About a year ago, I happened upon this statement about the Monitor in the Harvard Business Review – under the charming heading of “do things that don’t interest you”:

“Many things that end up” being meaningful, writes social scientist Joseph Grenny, “have come from conference workshops, articles, or online videos that began as a chore and ended with an insight. My work in Kenya, for example, was heavily influenced by a Christian Science Monitor article I had forced myself to read 10 years earlier. Sometimes, we call things ‘boring’ simply because they lie outside the box we are currently in.”

If you were to come up with a punchline to a joke about the Monitor, that would probably be it. We’re seen as being global, fair, insightful, and perhaps a bit too earnest. We’re the bran muffin of journalism.

But you know what? We change lives. And I’m going to argue that we change lives precisely because we force open that too-small box that most human beings think they live in.

The Monitor is a peculiar little publication that’s hard for the world to figure out. We’re run by a church, but we’re not only for church members and we’re not about converting people. We’re known as being fair even as the world becomes as polarized as at any time since the newspaper’s founding in 1908.

We have a mission beyond circulation, we want to bridge divides. We’re about kicking down the door of thought everywhere and saying, “You are bigger and more capable than you realize. And we can prove it.”

If you’re looking for bran muffin journalism, you can subscribe to the Monitor for $15. You’ll get the Monitor Weekly magazine, the Monitor Daily email, and unlimited access to CSMonitor.com.

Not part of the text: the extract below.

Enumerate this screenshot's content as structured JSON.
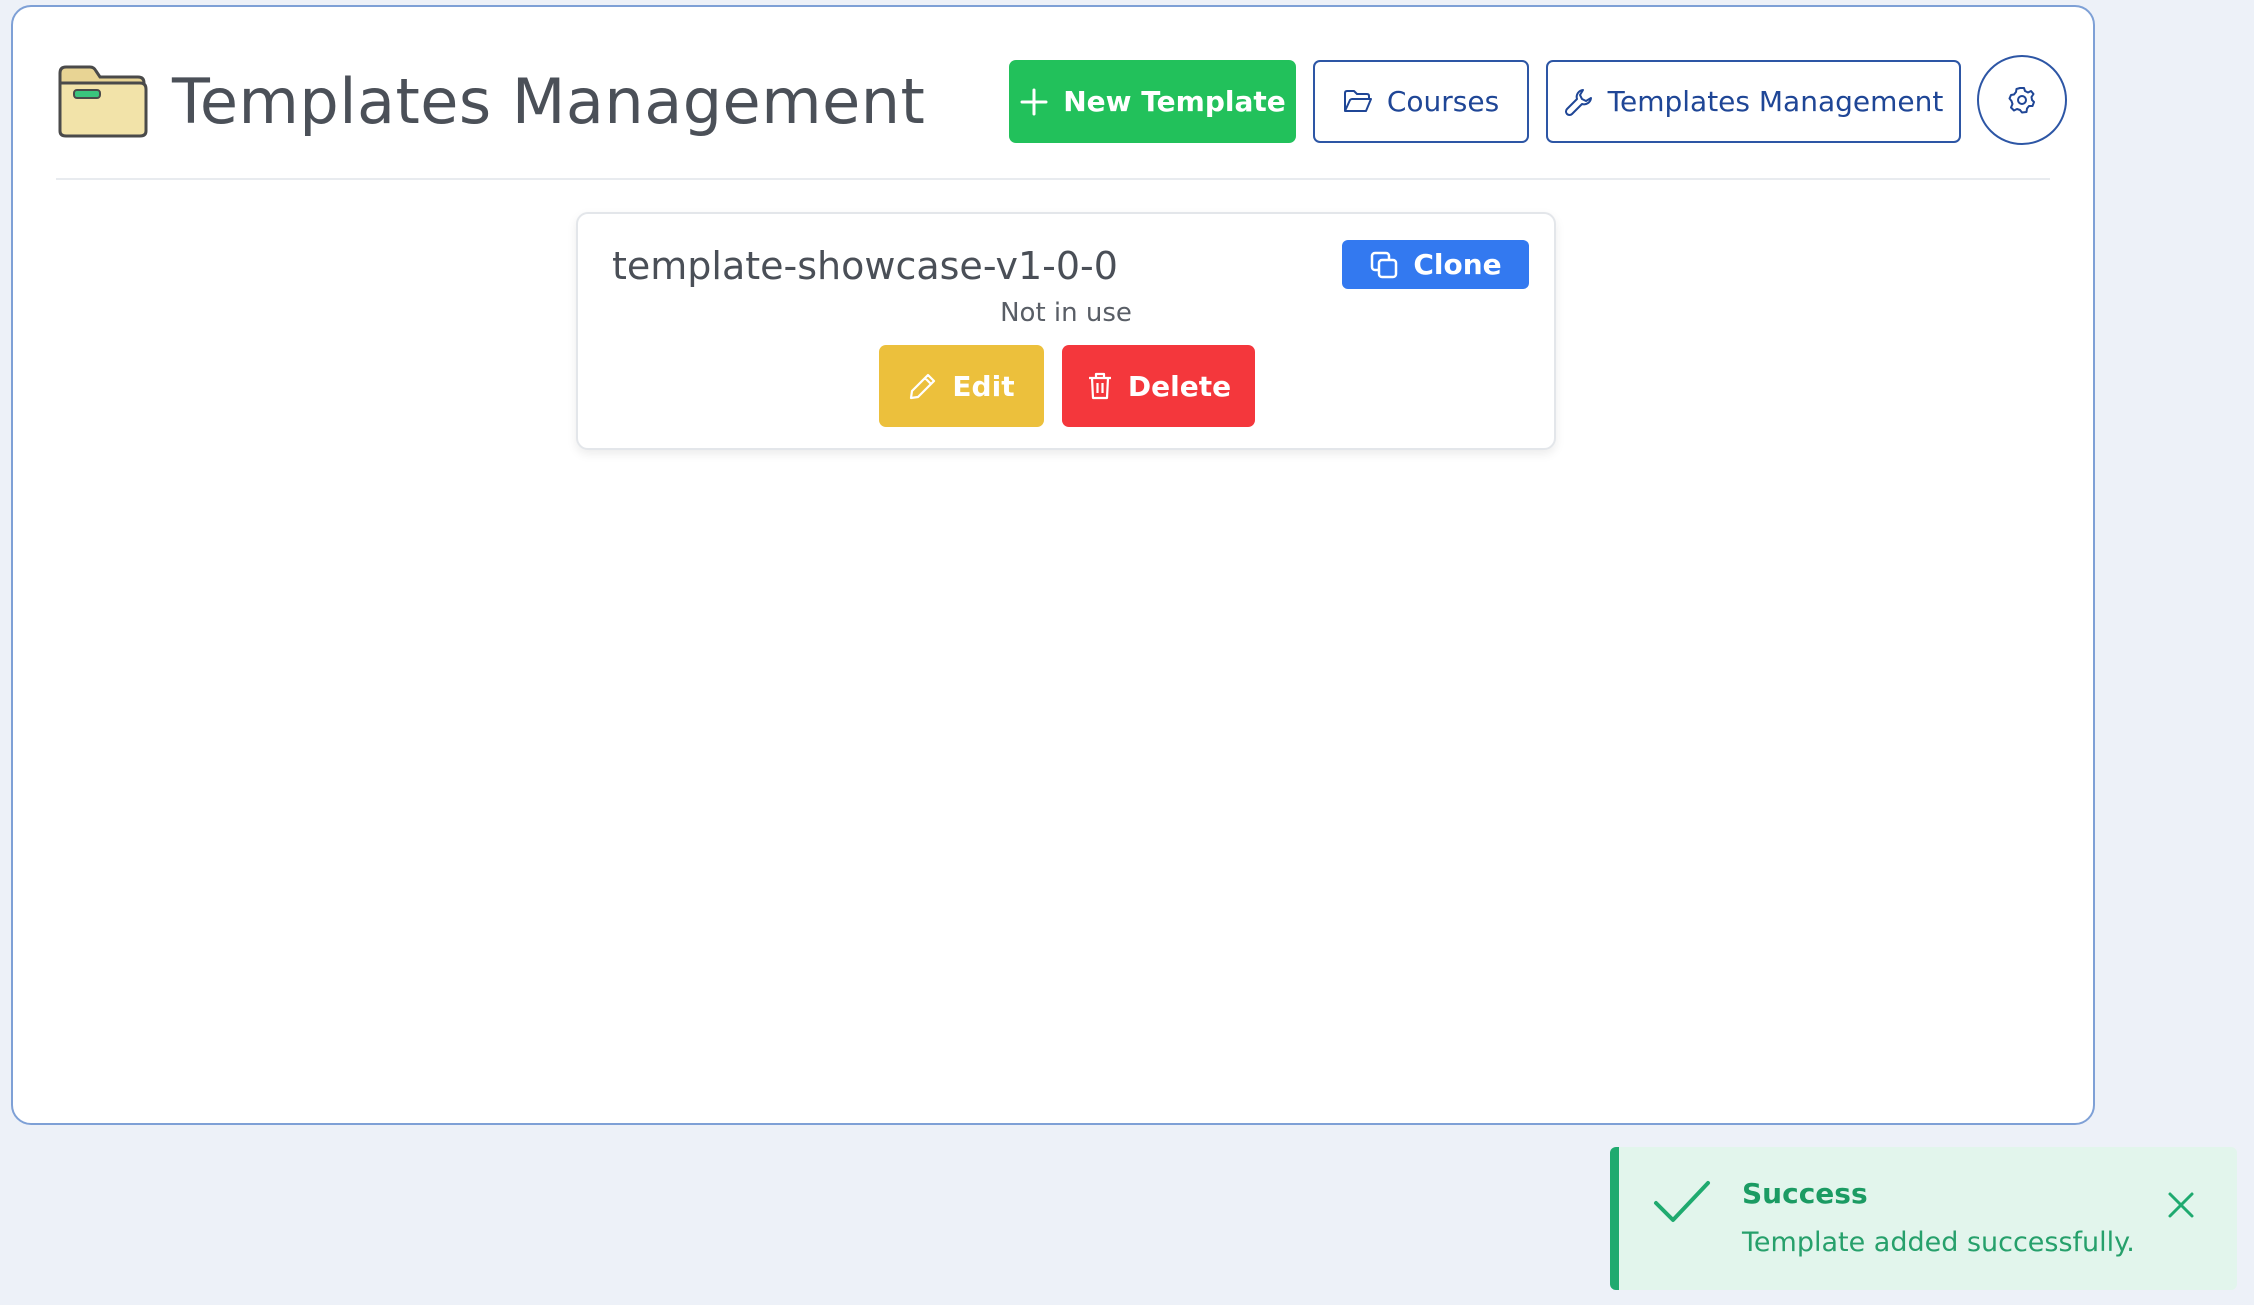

QR Code to Acclaimed screenwriter Aaron Sorkin is in the director's chair for 'Molly's Game'
Read this article in
https://www.csmonitor.com/The-Culture/Movies/2018/0112/Acclaimed-screenwriter-Aaron-Sorkin-is-in-the-director-s-chair-for-Molly-s-Game
QR Code to Subscription page
Start your subscription today
https://www.csmonitor.com/subscribe